Q&A with NYT, Vogue Contributing Bridal Editor, Ivette Manners
It’s Bridal Season!
We had the fortunate opportunity recently to catch up with one of our favorite contributing editors, Ivette Manners. A seasoned bridal editor (formerly with Vogue), she contributes her talents to The New York Times, Vogue and Vogue Mexico (among many others) and somehow still finds time to blog for her own platform, BridesStyle.com.
Ivette generously agreed to answer our pressing questions about the bridal industry, what brides want for 2022, why even the bridal industry can’t escape “Bridgerton” and more!
What are three things bridal brands should be paying attention to right now?
I think bridal brands and designers have been doing a great job at listening to and anticipating brides’ needs. The main thing I think they should currently be paying attention to is where couples are choosing to wed. Gardens and other outdoor venues are very popular for 2022 and I can see they will continue to be popular for 2023. And event planners are anticipating destination weddings to be big again. So, brides will want styles to complement their venues and destinations.
What big trends do you see for bridal in the year ahead?
Multiple looks in one with overskirts, sheer transformative tops over dresses, and detachable sleeves. Puffy sleeves are a throwback trend from the 80s that’s now more fashion-forward. High-low hemlines are coming back, Gowns with one long sleeve I think are going to be big… And I’m curious to see if the square neckline or empire waistline will be a trend with the popularity of Bridgerton.
What is important for a bridal designer to consider when designing a new collection?
Creating gowns sustainably, such as using quality fabrics, low waste, and ethical production and work conditions. And always keeping in mind how the bride will wear and move in her gown. She doesn’t want to worry about slipping out of her dress or any dress malfunction moments. She wants to feel confident and beautiful all day.
How has the bridal consumer mindset changed since the start of the global pandemic?
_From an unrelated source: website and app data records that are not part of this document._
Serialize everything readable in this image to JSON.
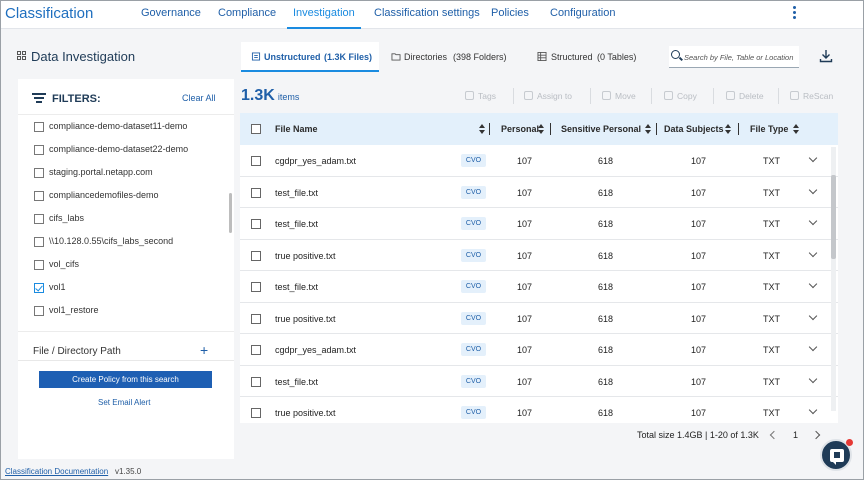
{
  "nav": {
    "brand": "Classification",
    "tabs": [
      "Governance",
      "Compliance",
      "Investigation",
      "Classification settings",
      "Policies",
      "Configuration"
    ],
    "active_tab": "Investigation"
  },
  "left": {
    "title": "Data Investigation",
    "filters_label": "FILTERS:",
    "clear_all": "Clear All",
    "items": [
      {
        "label": "compliance-demo-dataset11-demo",
        "checked": false
      },
      {
        "label": "compliance-demo-dataset22-demo",
        "checked": false
      },
      {
        "label": "staging.portal.netapp.com",
        "checked": false
      },
      {
        "label": "compliancedemofiles-demo",
        "checked": false
      },
      {
        "label": "cifs_labs",
        "checked": false
      },
      {
        "label": "\\\\10.128.0.55\\cifs_labs_second",
        "checked": false
      },
      {
        "label": "vol_cifs",
        "checked": false
      },
      {
        "label": "vol1",
        "checked": true
      },
      {
        "label": "vol1_restore",
        "checked": false
      }
    ],
    "path_label": "File / Directory Path",
    "path_plus": "+",
    "create_policy": "Create Policy from this search",
    "email_alert": "Set Email Alert"
  },
  "views": {
    "unstructured": "Unstructured",
    "unstructured_count": "(1.3K Files)",
    "directories": "Directories",
    "directories_count": "(398 Folders)",
    "structured": "Structured",
    "structured_count": "(0 Tables)"
  },
  "search": {
    "placeholder": "Search by File, Table or Location"
  },
  "toolbar": {
    "count": "1.3K",
    "count_unit": "items",
    "actions": [
      "Tags",
      "Assign to",
      "Move",
      "Copy",
      "Delete",
      "ReScan"
    ]
  },
  "table": {
    "columns": [
      "File Name",
      "Personal",
      "Sensitive Personal",
      "Data Subjects",
      "File Type"
    ],
    "rows": [
      {
        "name": "cgdpr_yes_adam.txt",
        "tag": "CVO",
        "personal": "107",
        "sensitive": "618",
        "subjects": "107",
        "type": "TXT"
      },
      {
        "name": "test_file.txt",
        "tag": "CVO",
        "personal": "107",
        "sensitive": "618",
        "subjects": "107",
        "type": "TXT"
      },
      {
        "name": "test_file.txt",
        "tag": "CVO",
        "personal": "107",
        "sensitive": "618",
        "subjects": "107",
        "type": "TXT"
      },
      {
        "name": "true positive.txt",
        "tag": "CVO",
        "personal": "107",
        "sensitive": "618",
        "subjects": "107",
        "type": "TXT"
      },
      {
        "name": "test_file.txt",
        "tag": "CVO",
        "personal": "107",
        "sensitive": "618",
        "subjects": "107",
        "type": "TXT"
      },
      {
        "name": "true positive.txt",
        "tag": "CVO",
        "personal": "107",
        "sensitive": "618",
        "subjects": "107",
        "type": "TXT"
      },
      {
        "name": "cgdpr_yes_adam.txt",
        "tag": "CVO",
        "personal": "107",
        "sensitive": "618",
        "subjects": "107",
        "type": "TXT"
      },
      {
        "name": "test_file.txt",
        "tag": "CVO",
        "personal": "107",
        "sensitive": "618",
        "subjects": "107",
        "type": "TXT"
      },
      {
        "name": "true positive.txt",
        "tag": "CVO",
        "personal": "107",
        "sensitive": "618",
        "subjects": "107",
        "type": "TXT"
      }
    ]
  },
  "pager": {
    "summary": "Total size 1.4GB | 1-20 of 1.3K",
    "page": "1"
  },
  "footer": {
    "doc_link": "Classification Documentation",
    "version": "v1.35.0"
  },
  "colors": {
    "accent": "#1a8be0",
    "brand": "#1f5fa8",
    "button": "#1e5fb3",
    "header_row": "#e3f0fb"
  }
}
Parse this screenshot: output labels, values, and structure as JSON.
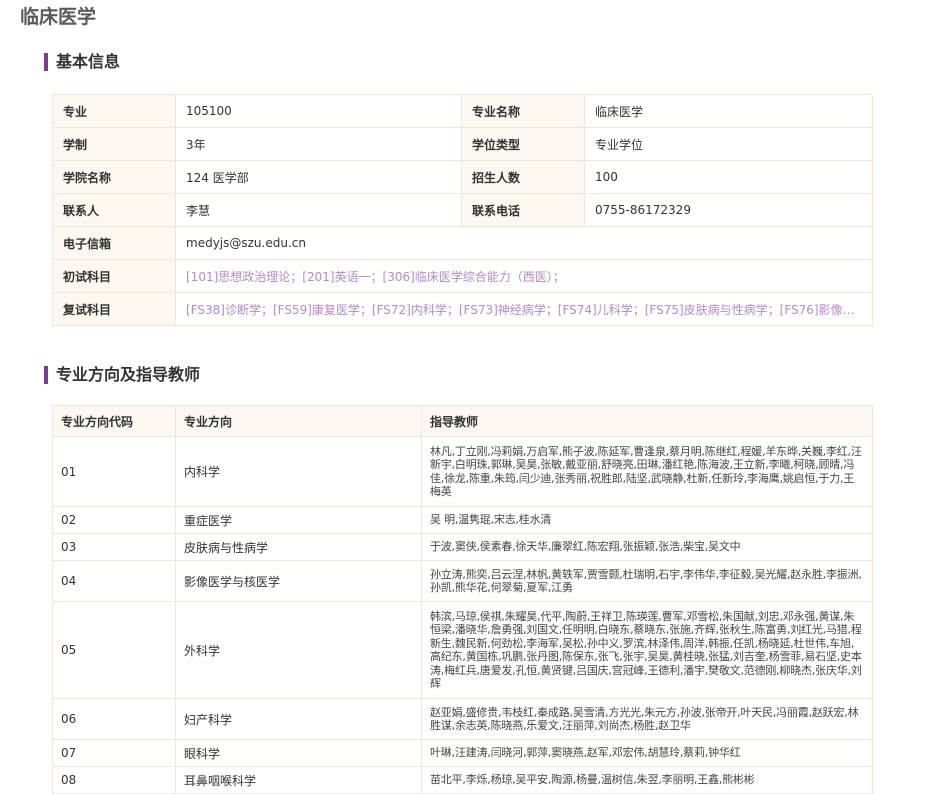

More brides today care about where they are spending their dollars. They want to invest in the brand or designer behind the dress, not just in the pretty dress. They want to trust and believe in the people creating their gown for their big day.
Do you think in-person press previews are as relevant and important as they once were, for bridal specifically?
While I think the virtual bridal runway has hit its stride, I also believe that in-person press previews are definitely still important. When writing about a collection, I think it’s important to see the dress in person to know how it moves, its fabrication, the intricate details, etc. I think it’s part of journalistic integrity because you’re telling brides that the dress is beautiful or telling them why they might want to consider that dress.
What is your preference for the format to see a new collection? Perhaps you can rank these options in order: runway show, creative presentation, one-on-one appointments
In order—creative presentation, one-on-one appointments, then runway show.
Even before the pandemic, bridal fashion editors liked to schedule appointments after a runway show to see the collection and be able to ask the designer questions. You don’t get a chance to really experience the beauty of the dresses at a runway show and it can be hard to have time to speak with the designer with all the excitement going on. The creative presentation is the best of both worlds—you get to see the dresses up-close and personal and you have time to speak in a more relaxed setting with the designer.
Aside from bridal, what is your favorite topic to write about?
I also love to write about travel and beauty. There are so many different angles you can take with these topics.
Who is the most iconic bride of all time and why?
It may sound cliché, but Princess Diana truly sparked my love for bridal when I was a kid. Her wedding was so grand and dramatic. I’ve loved the royals ever since. But I have to say that Bianca Jagger is the most iconic bride of all time for me because she was so fashionable, cool, and unique.
What cause/s are you passionate about? Tell us more!
It’s more an issue than a cause—ending violence (physically and mentally) against women and machismo. As a Latina (I’m Cuban-America), I’m familiar with male machismo, the exaggerated men’s pride, which often turns into misogyny. I think this used to be a badge of honor for Latin men, but in actuality it just shows how insecure they are and their need to control women. Thankfully, I was raised by a father who respected and wasn’t intimated by women and I was taught that while men and women each have their own role to play in a relationship, they both should be treated with respect. It makes me sad to see a woman get caught up in a bad relationship and that’s often because of her own insecurity. Self-love is truly the greatest type of love. If you don’t love yourself, you can’t love or be loved by anyone else.
Friendly reminder, if you expect journalists to be genuinely interested in your product, you have to be genuinely interested in what they are interested in, especially when it comes to their assignments and beats. Ivette covers a wide range of topics outside of bridal for a variety of outlets and we read her work regularly. Connect with her on LinkedIn and follow her on IG (@bridesstyle)!